Should none of the parties involved in the surrogacy process reside in Oregon, a pre-birth order is still possible. The gestational carrier must plan on delivering the baby in Oregon, and the order will not take effect until the baby is born.
Oregon’s Vital Records will most likely honor a pre-birth parentage order from another state. After the child is born, the court-certified copy of the judgment must be provided.
A hearing is not required to obtain a pre-birth order. The documents are filed with the court electronically. The parties involved do not need to make an appearance in court. There is no specific venue requirements for parentage orders. For adoption, however, the venue must be in the county in Oregon with which the baby has a significant connection.
Oregon’s Birth Certificate Process
When a baby is born through a surrogacy program, the hospital files a birth certificate with the office of vital records. The birth certificate will include the name of the surrogate, but Oregon law allows this to be changed with ease. Intended parents can remove her name and add their own, regardless of gender. If both intended parents are the same sex, it does not hinder this process in the least.
International same-sex male couples can obtain a birth certificate naming the biological father as the only parent, with no mention of the gestational carrier.
In all cases, Oregon’s Vital Records will honor a second parent adoption order from another state.
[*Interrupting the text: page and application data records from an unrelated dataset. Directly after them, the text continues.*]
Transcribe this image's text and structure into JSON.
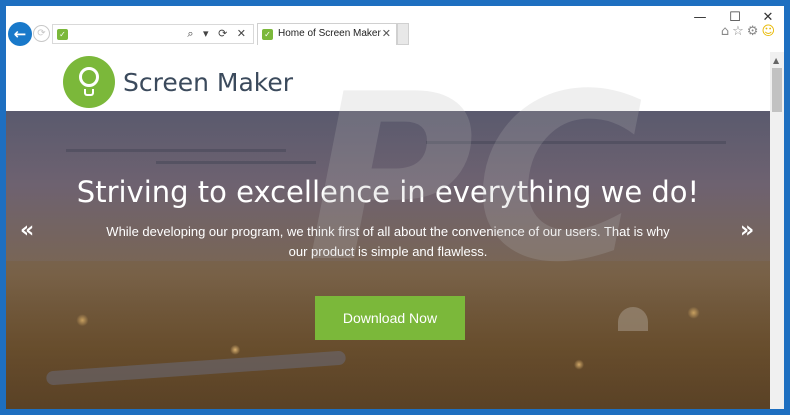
{
  "window": {
    "controls": {
      "minimize": "—",
      "maximize": "☐",
      "close": "✕"
    }
  },
  "toolbar": {
    "back_glyph": "←",
    "forward_glyph": "⟳",
    "address_icons": "⌕ ▾ ⟳ ✕",
    "favicon_glyph": "✓"
  },
  "tab": {
    "title": "Home of Screen Maker",
    "close_glyph": "✕"
  },
  "tools": {
    "home": "⌂",
    "favorites": "☆",
    "settings": "⚙",
    "feedback": "☺"
  },
  "site": {
    "logo_text": "Screen Maker"
  },
  "hero": {
    "title": "Striving to excellence in everything we do!",
    "subtitle": "While developing our program, we think first of all about the convenience of our users. That is why our product is simple and flawless.",
    "prev_glyph": "«",
    "next_glyph": "»",
    "cta_label": "Download Now"
  },
  "colors": {
    "accent_green": "#7bb83a",
    "frame_blue": "#1e6fc0",
    "back_button_blue": "#1979ca"
  }
}
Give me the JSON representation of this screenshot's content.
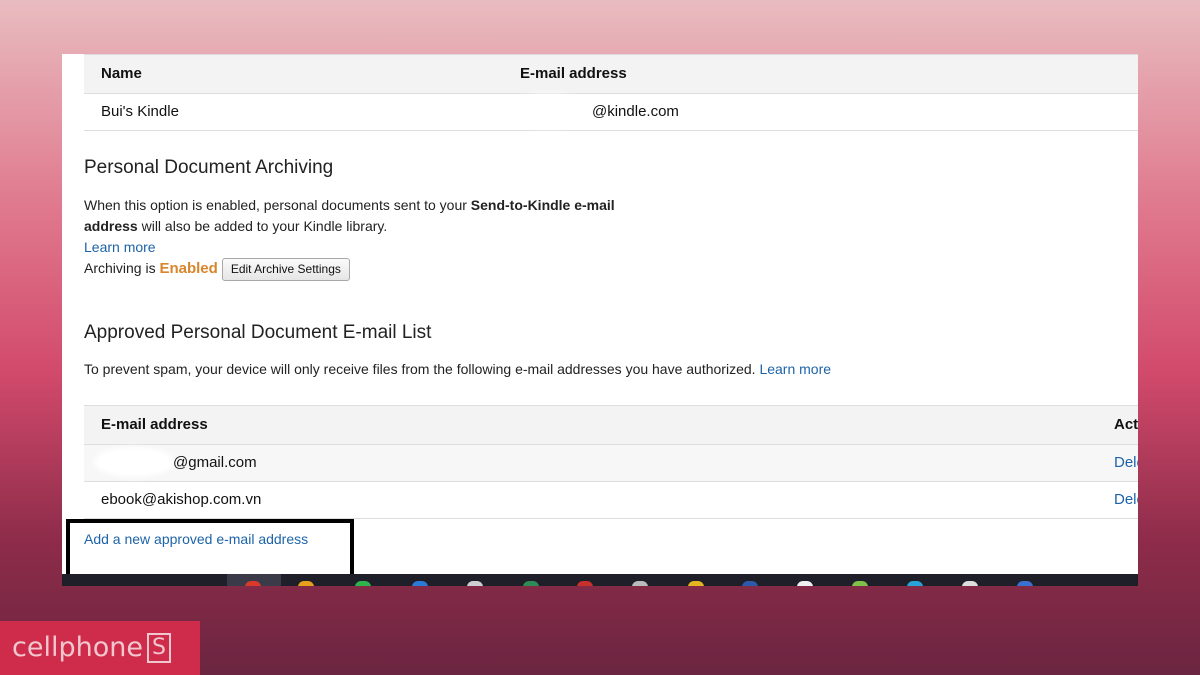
{
  "devices_table": {
    "headers": {
      "name": "Name",
      "email": "E-mail address"
    },
    "rows": [
      {
        "name": "Bui's Kindle",
        "email": "@kindle.com"
      }
    ]
  },
  "archiving": {
    "title": "Personal Document Archiving",
    "desc_part1": "When this option is enabled, personal documents sent to your ",
    "desc_bold1": "Send-to-Kindle e-mail",
    "desc_bold2": "address",
    "desc_part2": " will also be added to your Kindle library.",
    "learn_more": "Learn more",
    "status_prefix": "Archiving is ",
    "status_value": "Enabled",
    "edit_button": "Edit Archive Settings"
  },
  "approved": {
    "title": "Approved Personal Document E-mail List",
    "desc": "To prevent spam, your device will only receive files from the following e-mail addresses you have authorized.",
    "learn_more": "Learn more",
    "headers": {
      "email": "E-mail address",
      "actions": "Act"
    },
    "rows": [
      {
        "email": "@gmail.com",
        "action": "Dele"
      },
      {
        "email": "ebook@akishop.com.vn",
        "action": "Dele"
      }
    ],
    "add_link": "Add a new approved e-mail address"
  },
  "watermark": {
    "text": "cellphone",
    "mark": "S"
  },
  "colors": {
    "link": "#1d63a8",
    "enabled": "#d9852b",
    "brand": "#cf2b4a"
  }
}
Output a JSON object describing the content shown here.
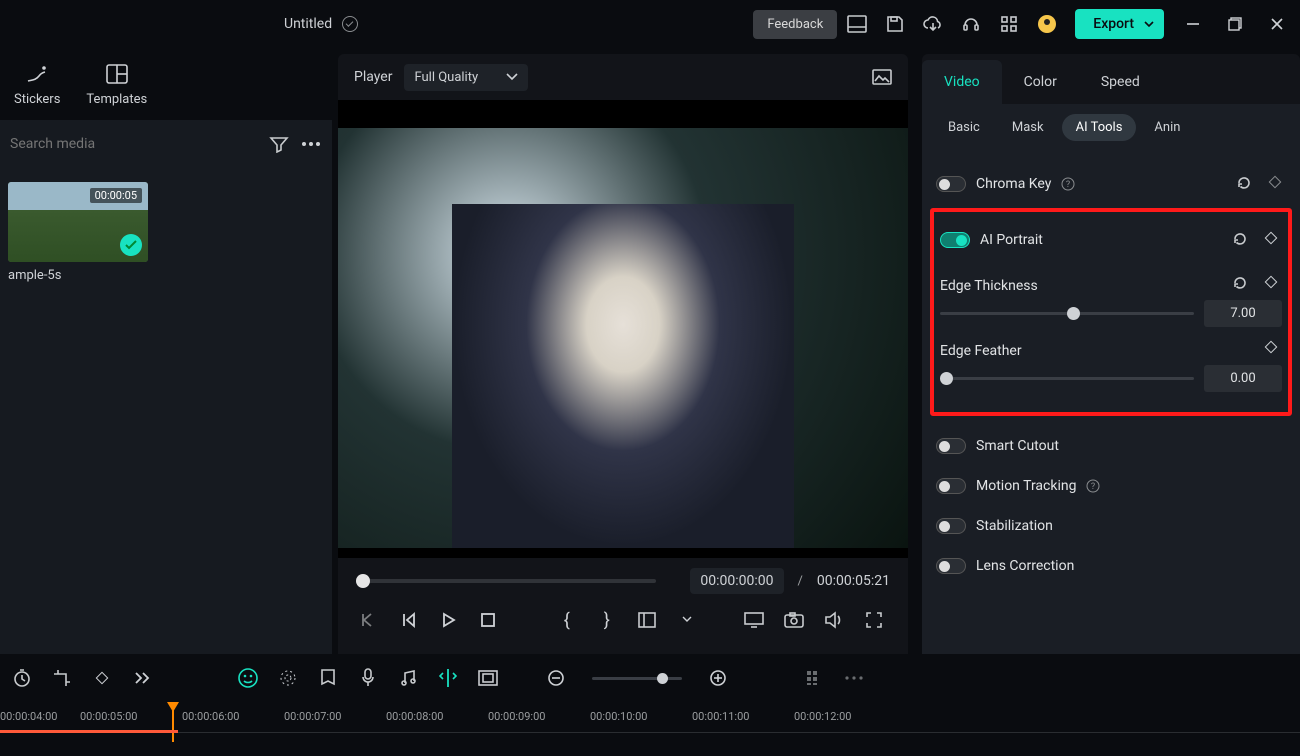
{
  "header": {
    "title": "Untitled",
    "feedback_label": "Feedback",
    "export_label": "Export"
  },
  "left": {
    "tabs": [
      {
        "label": "Stickers"
      },
      {
        "label": "Templates"
      }
    ],
    "search_placeholder": "Search media",
    "clip": {
      "duration": "00:00:05",
      "label": "ample-5s"
    }
  },
  "player": {
    "label": "Player",
    "quality": "Full Quality",
    "current_time": "00:00:00:00",
    "separator": "/",
    "total_time": "00:00:05:21"
  },
  "right": {
    "tabs": [
      "Video",
      "Color",
      "Speed"
    ],
    "subtabs": [
      "Basic",
      "Mask",
      "AI Tools",
      "Anin"
    ],
    "chroma_key": "Chroma Key",
    "ai_portrait": "AI Portrait",
    "edge_thickness": {
      "label": "Edge Thickness",
      "value": "7.00"
    },
    "edge_feather": {
      "label": "Edge Feather",
      "value": "0.00"
    },
    "smart_cutout": "Smart Cutout",
    "motion_tracking": "Motion Tracking",
    "stabilization": "Stabilization",
    "lens_correction": "Lens Correction"
  },
  "timeline": {
    "ticks": [
      "00:00:04:00",
      "00:00:05:00",
      "00:00:06:00",
      "00:00:07:00",
      "00:00:08:00",
      "00:00:09:00",
      "00:00:10:00",
      "00:00:11:00",
      "00:00:12:00"
    ]
  }
}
This will allow a second intended parent to be added to the birth certificate. Non-biological parents in same-sex marriages or partnerships may obtain a second parent adoption, as long as the surrogate mother has resided in Oregon for a minimum of six months at the time the petition is filed.
Parents going through a surrogacy program are often eager to obtain the birth certificate after the baby has been born. For an additional $30, Oregon’s Vital Records will expedite the process, getting the birth certificate to the intended parents within 3 business days, provided Vital Records has all required documents and fees.
Egg and Sperm Donation
Effective January 1, 2018, ORS 109.239 absolves sperm, egg, and embryo donors of any rights or obligations to any resulting child. However, the statute only applies to heterosexual couples and same-sex married couples in which one of the women gives birth. It does not apply to single parents or same-sex married men. This is why it is recommended that future parents in this situation hire an experienced surrogacy lawyer, who can work through these issues for them.
Oregon is the leading state for gestational and traditional surrogacy, and it’s not hard to see why. International future parents often seek surrogacy through surrogate programs in the United States for a multitude of reasons, including but not limited to granting their child US citizenship, and healthy, happy surrogates that carry future children for selfless and moral reasons. However, surrogacy laws vary between each state, and there is no denying that surrogacy law in Oregon is the most attractive option. No matter a person or couple’s’ circumstances, Oregon surrogacy laws are in place to benefit everyone involved, regardless of race, religion, sexual orientation or age.